Frances (played by Greta Gerwig) is a dancer’s apprentice based in New York, although she doesn’t have a permanent place to live. As her best friend starts becoming serious with her boyfriend, the two young women grow apart. Frances struggles to deal with a break-up, getting her life and career together, and the devastating disappointments that come with adulthood. This film has important lessons about relationships, life, and how to love yourself. It may hit a little too close to home if you have ever been a young adult struggling to find your place in the world (a.k.a. everyone).
Blue is the Warmest Color (2013)
15-year-old Adèle (Adèle Exarchopoulos) has her life changed forever when she meets Emma (Léa Seydoux), a blue-haired girl with whom she pursues a relationship. The film follows Adèle as she learns about love and loss as well as struggling with social acceptance, her sexuality, and her maturing relationship.
Lost in Translation (2003)
Love and friendship bloom under strange circumstances in this film. Bob (Bill Murray) is dissatisfied with his plummeting career as an actor and decides to take a job in Japan doing a whiskey commercial. Similarly, Charlotte (Scarlett Johansson) is disenchanted with her marriage, as her successful photographer husband leaves her behind in a hotel room as he works. The two strangers meet in a Tokyo hotel bar and begin a strange but intimate friendship.
Harold and Maude (1971)
Harold (Bud Cort) is a 20-year-old boy obsessed with death. In an attempt to get attention from his rich, neglectful mother, he stages various fake suicides and eagerly awaits the day he will meet his ultimate demise. While at a funeral, he meets 79-year-old Maude (Ruth Gordon), a woman who shares his fascination with death but uses it as an excuse to live her life to the fullest. This movie will change the way you see love and relationships, and might also give you an appreciation for Cat Stevens music.

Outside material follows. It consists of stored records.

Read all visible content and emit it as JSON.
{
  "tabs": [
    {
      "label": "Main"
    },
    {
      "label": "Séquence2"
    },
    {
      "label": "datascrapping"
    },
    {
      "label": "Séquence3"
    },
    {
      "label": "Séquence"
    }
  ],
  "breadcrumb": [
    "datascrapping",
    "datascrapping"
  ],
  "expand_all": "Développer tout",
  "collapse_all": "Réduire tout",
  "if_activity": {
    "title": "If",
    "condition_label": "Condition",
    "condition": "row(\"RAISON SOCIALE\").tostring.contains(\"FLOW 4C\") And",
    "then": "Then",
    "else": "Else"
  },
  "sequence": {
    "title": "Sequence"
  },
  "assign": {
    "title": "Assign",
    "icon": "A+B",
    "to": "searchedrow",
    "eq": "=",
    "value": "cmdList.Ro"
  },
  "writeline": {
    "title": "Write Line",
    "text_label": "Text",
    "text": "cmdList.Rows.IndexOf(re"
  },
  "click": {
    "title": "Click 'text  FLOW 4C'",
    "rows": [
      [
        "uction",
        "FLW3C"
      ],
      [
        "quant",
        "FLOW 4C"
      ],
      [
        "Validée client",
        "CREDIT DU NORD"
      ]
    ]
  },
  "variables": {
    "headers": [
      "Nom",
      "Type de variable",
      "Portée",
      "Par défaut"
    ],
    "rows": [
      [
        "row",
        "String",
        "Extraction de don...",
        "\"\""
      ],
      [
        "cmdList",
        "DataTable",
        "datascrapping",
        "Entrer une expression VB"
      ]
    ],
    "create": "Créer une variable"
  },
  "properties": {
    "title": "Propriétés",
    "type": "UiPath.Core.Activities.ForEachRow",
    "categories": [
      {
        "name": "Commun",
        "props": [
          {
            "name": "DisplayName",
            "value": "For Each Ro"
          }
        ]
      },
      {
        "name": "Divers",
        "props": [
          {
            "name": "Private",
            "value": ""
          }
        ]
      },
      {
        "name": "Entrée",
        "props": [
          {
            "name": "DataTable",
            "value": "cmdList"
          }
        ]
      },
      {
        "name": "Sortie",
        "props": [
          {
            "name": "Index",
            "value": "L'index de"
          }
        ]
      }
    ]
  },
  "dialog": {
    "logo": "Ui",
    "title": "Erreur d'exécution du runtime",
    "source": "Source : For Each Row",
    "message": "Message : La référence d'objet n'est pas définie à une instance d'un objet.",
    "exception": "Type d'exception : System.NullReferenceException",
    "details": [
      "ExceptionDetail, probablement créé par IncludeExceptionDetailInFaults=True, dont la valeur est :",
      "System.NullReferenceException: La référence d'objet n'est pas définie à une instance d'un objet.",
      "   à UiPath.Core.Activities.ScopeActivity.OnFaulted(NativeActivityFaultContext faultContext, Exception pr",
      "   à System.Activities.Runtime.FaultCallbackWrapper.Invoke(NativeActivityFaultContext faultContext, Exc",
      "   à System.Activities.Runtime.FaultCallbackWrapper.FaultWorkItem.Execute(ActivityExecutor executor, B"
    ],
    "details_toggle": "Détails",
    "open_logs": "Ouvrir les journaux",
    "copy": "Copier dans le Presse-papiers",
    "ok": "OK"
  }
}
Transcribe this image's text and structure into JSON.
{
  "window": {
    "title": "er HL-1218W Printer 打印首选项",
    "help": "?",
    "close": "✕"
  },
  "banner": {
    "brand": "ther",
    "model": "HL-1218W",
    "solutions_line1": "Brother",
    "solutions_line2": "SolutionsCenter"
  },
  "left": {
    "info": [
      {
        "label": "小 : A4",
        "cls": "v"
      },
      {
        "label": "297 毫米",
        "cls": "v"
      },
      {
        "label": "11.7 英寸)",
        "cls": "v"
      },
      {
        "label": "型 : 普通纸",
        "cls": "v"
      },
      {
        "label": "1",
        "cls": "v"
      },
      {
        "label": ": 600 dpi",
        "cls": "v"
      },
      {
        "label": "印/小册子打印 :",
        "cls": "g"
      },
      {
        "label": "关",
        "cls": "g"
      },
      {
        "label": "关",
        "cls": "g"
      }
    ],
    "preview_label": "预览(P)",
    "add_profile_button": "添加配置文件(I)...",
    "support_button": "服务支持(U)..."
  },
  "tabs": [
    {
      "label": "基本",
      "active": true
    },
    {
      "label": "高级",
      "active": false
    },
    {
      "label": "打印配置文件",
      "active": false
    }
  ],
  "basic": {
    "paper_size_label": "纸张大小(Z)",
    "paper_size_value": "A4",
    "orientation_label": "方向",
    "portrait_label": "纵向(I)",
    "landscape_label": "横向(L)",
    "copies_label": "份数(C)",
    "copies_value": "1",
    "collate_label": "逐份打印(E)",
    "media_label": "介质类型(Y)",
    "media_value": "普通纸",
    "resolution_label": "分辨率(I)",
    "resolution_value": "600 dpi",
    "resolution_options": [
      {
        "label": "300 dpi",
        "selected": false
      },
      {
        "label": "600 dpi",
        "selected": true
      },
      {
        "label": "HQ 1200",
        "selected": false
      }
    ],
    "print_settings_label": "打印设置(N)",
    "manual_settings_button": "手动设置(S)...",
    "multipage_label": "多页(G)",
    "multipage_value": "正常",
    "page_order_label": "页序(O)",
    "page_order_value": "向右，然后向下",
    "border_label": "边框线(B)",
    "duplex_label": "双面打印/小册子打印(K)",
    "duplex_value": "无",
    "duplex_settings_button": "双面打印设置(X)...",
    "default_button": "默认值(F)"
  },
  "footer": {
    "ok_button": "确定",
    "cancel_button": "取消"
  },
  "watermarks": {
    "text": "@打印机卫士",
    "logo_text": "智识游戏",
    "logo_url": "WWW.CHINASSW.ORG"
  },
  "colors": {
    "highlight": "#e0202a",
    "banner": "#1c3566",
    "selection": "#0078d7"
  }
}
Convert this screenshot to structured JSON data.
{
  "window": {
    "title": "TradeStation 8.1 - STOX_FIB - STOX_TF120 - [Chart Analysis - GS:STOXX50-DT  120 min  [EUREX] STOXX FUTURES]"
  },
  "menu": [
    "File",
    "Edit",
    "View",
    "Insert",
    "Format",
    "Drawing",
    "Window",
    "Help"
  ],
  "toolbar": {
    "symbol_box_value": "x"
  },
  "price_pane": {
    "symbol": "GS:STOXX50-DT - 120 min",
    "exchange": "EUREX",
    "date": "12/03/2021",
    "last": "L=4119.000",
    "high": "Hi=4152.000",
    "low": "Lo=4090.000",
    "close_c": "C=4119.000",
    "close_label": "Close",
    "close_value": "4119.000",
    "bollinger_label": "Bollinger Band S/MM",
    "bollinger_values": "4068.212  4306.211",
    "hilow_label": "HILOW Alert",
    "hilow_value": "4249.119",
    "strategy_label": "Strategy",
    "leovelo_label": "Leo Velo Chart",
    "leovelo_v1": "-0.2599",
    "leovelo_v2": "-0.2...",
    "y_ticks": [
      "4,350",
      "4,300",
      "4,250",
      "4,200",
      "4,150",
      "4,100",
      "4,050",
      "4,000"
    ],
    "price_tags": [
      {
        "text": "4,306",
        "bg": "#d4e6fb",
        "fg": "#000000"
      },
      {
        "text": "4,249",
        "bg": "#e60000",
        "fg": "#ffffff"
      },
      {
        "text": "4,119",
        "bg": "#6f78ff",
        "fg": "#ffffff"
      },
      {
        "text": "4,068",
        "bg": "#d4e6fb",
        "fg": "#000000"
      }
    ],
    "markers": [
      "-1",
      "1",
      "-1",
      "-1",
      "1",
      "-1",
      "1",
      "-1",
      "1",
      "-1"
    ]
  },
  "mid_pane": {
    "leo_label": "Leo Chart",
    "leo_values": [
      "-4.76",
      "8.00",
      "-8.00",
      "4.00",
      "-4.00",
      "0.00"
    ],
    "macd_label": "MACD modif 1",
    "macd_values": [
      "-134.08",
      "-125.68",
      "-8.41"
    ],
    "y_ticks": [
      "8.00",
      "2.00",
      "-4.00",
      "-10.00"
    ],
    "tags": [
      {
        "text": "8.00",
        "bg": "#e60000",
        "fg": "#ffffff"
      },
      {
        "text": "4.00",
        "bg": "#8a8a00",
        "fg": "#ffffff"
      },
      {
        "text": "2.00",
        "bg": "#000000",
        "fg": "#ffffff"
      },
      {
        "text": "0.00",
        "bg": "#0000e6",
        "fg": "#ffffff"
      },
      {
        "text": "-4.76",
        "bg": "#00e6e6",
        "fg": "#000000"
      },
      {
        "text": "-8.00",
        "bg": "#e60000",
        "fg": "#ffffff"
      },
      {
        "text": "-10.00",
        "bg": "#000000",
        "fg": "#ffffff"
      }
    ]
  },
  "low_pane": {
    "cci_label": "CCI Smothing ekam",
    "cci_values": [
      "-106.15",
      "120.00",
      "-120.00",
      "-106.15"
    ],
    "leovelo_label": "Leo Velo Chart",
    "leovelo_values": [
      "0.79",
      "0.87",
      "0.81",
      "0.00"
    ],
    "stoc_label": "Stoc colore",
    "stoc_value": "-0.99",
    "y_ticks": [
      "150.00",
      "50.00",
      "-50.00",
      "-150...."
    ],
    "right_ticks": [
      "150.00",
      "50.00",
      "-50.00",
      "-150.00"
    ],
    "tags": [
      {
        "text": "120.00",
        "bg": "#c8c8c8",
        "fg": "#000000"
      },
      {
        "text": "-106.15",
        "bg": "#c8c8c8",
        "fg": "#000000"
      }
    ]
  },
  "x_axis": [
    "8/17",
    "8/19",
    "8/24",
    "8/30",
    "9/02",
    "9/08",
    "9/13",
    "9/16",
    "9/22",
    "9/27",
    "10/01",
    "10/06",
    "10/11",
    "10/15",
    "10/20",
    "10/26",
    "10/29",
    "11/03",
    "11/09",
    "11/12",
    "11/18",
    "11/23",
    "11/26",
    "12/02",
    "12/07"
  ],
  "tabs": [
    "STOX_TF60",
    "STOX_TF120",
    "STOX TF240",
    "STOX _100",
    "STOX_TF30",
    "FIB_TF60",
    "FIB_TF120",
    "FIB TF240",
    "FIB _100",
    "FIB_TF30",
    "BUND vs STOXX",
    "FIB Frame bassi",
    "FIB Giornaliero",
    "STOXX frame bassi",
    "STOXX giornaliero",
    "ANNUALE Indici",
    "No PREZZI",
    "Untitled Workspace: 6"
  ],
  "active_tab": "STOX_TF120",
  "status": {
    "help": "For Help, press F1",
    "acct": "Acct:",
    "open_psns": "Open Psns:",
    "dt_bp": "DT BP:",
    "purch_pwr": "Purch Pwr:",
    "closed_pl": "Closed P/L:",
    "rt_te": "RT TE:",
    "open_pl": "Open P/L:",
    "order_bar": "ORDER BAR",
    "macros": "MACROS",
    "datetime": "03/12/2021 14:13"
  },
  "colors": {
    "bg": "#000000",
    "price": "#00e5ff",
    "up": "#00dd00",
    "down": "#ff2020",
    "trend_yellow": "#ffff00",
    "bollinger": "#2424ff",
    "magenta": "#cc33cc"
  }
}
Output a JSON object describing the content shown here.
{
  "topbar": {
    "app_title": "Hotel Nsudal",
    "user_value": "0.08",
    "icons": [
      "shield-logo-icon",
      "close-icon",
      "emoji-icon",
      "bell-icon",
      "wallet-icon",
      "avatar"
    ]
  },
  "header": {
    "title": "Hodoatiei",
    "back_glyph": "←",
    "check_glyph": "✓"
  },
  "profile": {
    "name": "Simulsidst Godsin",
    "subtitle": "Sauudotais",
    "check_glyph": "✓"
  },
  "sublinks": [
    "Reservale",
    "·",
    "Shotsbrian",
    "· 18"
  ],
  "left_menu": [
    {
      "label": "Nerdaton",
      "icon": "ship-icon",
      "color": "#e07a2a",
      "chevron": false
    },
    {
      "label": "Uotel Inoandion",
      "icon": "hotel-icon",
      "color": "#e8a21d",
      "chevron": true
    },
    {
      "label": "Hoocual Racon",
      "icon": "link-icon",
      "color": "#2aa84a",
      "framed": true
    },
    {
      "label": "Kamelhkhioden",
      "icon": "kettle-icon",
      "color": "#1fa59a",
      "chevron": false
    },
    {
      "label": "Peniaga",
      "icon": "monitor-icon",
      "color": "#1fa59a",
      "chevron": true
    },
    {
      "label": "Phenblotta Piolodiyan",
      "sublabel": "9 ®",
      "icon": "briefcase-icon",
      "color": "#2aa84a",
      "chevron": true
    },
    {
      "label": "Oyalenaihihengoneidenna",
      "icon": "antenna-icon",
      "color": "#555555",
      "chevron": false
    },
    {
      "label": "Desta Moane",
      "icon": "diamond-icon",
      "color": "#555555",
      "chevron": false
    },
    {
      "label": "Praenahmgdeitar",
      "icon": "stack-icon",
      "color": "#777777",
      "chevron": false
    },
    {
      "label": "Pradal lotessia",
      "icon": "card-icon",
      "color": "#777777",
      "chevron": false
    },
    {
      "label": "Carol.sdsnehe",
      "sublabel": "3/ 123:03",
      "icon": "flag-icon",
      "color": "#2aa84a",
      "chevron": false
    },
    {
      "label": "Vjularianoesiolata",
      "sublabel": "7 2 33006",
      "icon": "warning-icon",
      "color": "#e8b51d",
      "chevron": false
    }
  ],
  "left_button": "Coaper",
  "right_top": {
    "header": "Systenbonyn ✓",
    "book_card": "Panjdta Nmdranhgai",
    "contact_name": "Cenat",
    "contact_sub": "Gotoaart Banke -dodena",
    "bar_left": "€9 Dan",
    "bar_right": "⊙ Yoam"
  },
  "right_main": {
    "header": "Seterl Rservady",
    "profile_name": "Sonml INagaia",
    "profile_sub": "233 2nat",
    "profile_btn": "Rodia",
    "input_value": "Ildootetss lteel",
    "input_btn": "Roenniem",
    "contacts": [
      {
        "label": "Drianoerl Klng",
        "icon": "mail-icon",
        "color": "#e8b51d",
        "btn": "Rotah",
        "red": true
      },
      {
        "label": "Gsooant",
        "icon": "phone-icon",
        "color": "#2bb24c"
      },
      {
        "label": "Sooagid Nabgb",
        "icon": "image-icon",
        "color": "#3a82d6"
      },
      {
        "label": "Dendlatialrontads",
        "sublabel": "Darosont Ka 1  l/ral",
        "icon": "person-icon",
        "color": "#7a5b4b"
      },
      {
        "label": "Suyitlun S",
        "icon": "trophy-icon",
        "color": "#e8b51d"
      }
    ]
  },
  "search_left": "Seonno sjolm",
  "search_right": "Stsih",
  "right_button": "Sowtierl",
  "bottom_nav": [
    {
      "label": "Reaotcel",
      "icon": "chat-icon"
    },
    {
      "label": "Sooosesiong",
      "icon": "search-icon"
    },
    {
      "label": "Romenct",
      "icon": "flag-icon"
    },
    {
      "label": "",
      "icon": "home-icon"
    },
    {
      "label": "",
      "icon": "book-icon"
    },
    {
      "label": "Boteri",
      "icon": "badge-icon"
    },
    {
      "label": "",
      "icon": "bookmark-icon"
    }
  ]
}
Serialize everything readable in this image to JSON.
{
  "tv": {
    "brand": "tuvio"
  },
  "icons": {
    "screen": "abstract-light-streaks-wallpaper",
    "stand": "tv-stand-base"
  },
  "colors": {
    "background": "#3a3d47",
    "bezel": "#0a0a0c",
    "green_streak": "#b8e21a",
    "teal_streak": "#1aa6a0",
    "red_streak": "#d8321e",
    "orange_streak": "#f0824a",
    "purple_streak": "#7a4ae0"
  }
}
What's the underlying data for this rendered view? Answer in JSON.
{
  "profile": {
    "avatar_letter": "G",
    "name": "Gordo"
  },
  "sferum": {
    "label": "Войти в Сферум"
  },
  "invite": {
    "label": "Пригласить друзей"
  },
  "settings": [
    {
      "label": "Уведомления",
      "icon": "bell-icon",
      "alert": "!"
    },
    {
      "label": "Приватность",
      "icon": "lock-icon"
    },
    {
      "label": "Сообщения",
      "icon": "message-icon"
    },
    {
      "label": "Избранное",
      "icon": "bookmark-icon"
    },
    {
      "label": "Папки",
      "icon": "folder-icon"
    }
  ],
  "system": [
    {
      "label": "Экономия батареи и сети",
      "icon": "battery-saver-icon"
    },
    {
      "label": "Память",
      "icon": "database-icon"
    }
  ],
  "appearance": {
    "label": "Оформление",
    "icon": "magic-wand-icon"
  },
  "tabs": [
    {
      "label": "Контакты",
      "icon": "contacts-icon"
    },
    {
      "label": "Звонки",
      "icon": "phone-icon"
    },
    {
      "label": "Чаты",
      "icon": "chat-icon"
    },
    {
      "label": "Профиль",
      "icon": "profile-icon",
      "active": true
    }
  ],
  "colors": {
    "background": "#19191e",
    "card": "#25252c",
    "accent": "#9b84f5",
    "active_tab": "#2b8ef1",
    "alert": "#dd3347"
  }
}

Moonlight is the thoughtful, devastating story of a young boy who struggles to understand himself and the world around him as he grows older and slowly comes to terms with his sexuality. The film chronicles the character Little, as it follows him throughout life in a rough Miami neighbourhood, where he experiences friendship, heartbreak, and love.